- _Supplied material_:
════

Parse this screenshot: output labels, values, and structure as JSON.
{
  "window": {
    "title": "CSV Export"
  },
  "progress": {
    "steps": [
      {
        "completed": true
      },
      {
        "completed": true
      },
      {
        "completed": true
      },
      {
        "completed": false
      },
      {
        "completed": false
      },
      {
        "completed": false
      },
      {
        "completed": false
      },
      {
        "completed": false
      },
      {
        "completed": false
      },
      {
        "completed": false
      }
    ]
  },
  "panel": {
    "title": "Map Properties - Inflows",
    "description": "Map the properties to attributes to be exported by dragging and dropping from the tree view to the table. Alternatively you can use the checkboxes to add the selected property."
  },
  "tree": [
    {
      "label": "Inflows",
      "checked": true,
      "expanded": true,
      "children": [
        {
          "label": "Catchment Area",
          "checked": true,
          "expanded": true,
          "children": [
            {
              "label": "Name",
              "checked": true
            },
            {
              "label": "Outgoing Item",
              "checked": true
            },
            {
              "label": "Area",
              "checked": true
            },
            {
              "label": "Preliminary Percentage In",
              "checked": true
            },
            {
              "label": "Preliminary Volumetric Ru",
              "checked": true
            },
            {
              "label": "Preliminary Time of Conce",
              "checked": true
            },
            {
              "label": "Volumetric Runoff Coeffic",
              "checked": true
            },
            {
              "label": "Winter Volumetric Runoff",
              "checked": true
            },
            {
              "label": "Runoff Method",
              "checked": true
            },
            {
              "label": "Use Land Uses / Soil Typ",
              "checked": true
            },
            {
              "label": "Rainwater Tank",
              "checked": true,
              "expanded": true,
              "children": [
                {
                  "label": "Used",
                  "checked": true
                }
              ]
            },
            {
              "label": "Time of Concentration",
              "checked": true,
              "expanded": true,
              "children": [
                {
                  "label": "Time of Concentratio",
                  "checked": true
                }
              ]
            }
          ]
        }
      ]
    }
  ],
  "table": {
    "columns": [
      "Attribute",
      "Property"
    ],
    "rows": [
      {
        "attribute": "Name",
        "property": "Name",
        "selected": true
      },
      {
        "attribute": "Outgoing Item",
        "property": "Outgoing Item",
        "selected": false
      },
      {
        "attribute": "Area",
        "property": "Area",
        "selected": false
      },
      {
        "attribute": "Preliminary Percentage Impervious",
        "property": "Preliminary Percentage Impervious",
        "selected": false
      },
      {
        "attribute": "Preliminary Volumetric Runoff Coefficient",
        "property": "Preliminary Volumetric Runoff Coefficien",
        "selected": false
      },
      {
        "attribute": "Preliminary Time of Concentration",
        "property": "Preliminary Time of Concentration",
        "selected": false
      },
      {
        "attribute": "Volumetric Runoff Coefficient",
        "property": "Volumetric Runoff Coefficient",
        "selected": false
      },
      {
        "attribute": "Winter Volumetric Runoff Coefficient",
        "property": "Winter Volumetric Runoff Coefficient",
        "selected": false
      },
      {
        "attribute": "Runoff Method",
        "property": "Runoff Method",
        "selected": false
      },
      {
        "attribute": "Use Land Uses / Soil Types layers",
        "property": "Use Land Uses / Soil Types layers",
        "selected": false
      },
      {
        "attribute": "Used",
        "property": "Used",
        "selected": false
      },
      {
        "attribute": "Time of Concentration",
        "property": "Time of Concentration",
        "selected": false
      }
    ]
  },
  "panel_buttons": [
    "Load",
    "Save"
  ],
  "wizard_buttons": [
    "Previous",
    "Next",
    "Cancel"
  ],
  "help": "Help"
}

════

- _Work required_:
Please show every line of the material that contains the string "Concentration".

- _Response to the exercise_:
              "label": "Time of Concentration",
        "attribute": "Preliminary Time of Concentration",
        "property": "Preliminary Time of Concentration",
        "attribute": "Time of Concentration",
        "property": "Time of Concentration",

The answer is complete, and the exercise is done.